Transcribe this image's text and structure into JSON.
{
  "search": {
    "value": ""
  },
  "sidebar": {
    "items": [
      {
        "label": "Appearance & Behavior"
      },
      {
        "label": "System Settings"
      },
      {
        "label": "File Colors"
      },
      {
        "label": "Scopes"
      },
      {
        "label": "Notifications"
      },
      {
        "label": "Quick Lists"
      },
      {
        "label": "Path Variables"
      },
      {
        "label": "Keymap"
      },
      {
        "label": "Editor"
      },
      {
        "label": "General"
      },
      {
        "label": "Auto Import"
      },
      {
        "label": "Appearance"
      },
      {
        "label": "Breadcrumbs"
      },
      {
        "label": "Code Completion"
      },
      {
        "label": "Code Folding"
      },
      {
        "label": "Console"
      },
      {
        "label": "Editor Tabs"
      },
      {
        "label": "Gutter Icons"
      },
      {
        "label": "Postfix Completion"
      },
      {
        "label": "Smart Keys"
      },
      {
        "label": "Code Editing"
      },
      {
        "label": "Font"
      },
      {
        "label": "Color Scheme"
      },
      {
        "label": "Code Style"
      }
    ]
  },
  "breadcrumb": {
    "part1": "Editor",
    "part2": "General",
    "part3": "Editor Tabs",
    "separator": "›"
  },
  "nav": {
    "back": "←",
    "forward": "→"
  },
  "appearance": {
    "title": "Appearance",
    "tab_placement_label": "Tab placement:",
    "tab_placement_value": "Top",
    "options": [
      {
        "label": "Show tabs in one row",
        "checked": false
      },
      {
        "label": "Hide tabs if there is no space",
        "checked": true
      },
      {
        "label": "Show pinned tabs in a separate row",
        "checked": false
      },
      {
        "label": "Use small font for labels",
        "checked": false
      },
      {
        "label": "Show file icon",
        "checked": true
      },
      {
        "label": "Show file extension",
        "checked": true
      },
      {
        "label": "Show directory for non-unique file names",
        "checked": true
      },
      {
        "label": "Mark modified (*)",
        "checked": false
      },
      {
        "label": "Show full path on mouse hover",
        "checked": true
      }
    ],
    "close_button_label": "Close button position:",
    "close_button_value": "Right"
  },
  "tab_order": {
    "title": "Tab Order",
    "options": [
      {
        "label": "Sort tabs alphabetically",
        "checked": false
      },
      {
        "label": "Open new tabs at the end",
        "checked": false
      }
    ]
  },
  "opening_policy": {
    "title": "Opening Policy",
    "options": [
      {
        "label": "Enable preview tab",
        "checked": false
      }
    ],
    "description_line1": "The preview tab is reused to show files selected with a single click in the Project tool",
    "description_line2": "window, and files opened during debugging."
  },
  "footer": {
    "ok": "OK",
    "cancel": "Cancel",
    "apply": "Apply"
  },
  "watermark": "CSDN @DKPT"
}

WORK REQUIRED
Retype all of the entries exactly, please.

REPLY TO THE EXERCISE
Transcribe this image's text and structure into JSON.
{
  "search": {
    "value": ""
  },
  "sidebar": {
    "items": [
      {
        "label": "Appearance & Behavior"
      },
      {
        "label": "System Settings"
      },
      {
        "label": "File Colors"
      },
      {
        "label": "Scopes"
      },
      {
        "label": "Notifications"
      },
      {
        "label": "Quick Lists"
      },
      {
        "label": "Path Variables"
      },
      {
        "label": "Keymap"
      },
      {
        "label": "Editor"
      },
      {
        "label": "General"
      },
      {
        "label": "Auto Import"
      },
      {
        "label": "Appearance"
      },
      {
        "label": "Breadcrumbs"
      },
      {
        "label": "Code Completion"
      },
      {
        "label": "Code Folding"
      },
      {
        "label": "Console"
      },
      {
        "label": "Editor Tabs"
      },
      {
        "label": "Gutter Icons"
      },
      {
        "label": "Postfix Completion"
      },
      {
        "label": "Smart Keys"
      },
      {
        "label": "Code Editing"
      },
      {
        "label": "Font"
      },
      {
        "label": "Color Scheme"
      },
      {
        "label": "Code Style"
      }
    ]
  },
  "breadcrumb": {
    "part1": "Editor",
    "part2": "General",
    "part3": "Editor Tabs",
    "separator": "›"
  },
  "nav": {
    "back": "←",
    "forward": "→"
  },
  "appearance": {
    "title": "Appearance",
    "tab_placement_label": "Tab placement:",
    "tab_placement_value": "Top",
    "options": [
      {
        "label": "Show tabs in one row",
        "checked": false
      },
      {
        "label": "Hide tabs if there is no space",
        "checked": true
      },
      {
        "label": "Show pinned tabs in a separate row",
        "checked": false
      },
      {
        "label": "Use small font for labels",
        "checked": false
      },
      {
        "label": "Show file icon",
        "checked": true
      },
      {
        "label": "Show file extension",
        "checked": true
      },
      {
        "label": "Show directory for non-unique file names",
        "checked": true
      },
      {
        "label": "Mark modified (*)",
        "checked": false
      },
      {
        "label": "Show full path on mouse hover",
        "checked": true
      }
    ],
    "close_button_label": "Close button position:",
    "close_button_value": "Right"
  },
  "tab_order": {
    "title": "Tab Order",
    "options": [
      {
        "label": "Sort tabs alphabetically",
        "checked": false
      },
      {
        "label": "Open new tabs at the end",
        "checked": false
      }
    ]
  },
  "opening_policy": {
    "title": "Opening Policy",
    "options": [
      {
        "label": "Enable preview tab",
        "checked": false
      }
    ],
    "description_line1": "The preview tab is reused to show files selected with a single click in the Project tool",
    "description_line2": "window, and files opened during debugging."
  },
  "footer": {
    "ok": "OK",
    "cancel": "Cancel",
    "apply": "Apply"
  },
  "watermark": "CSDN @DKPT"
}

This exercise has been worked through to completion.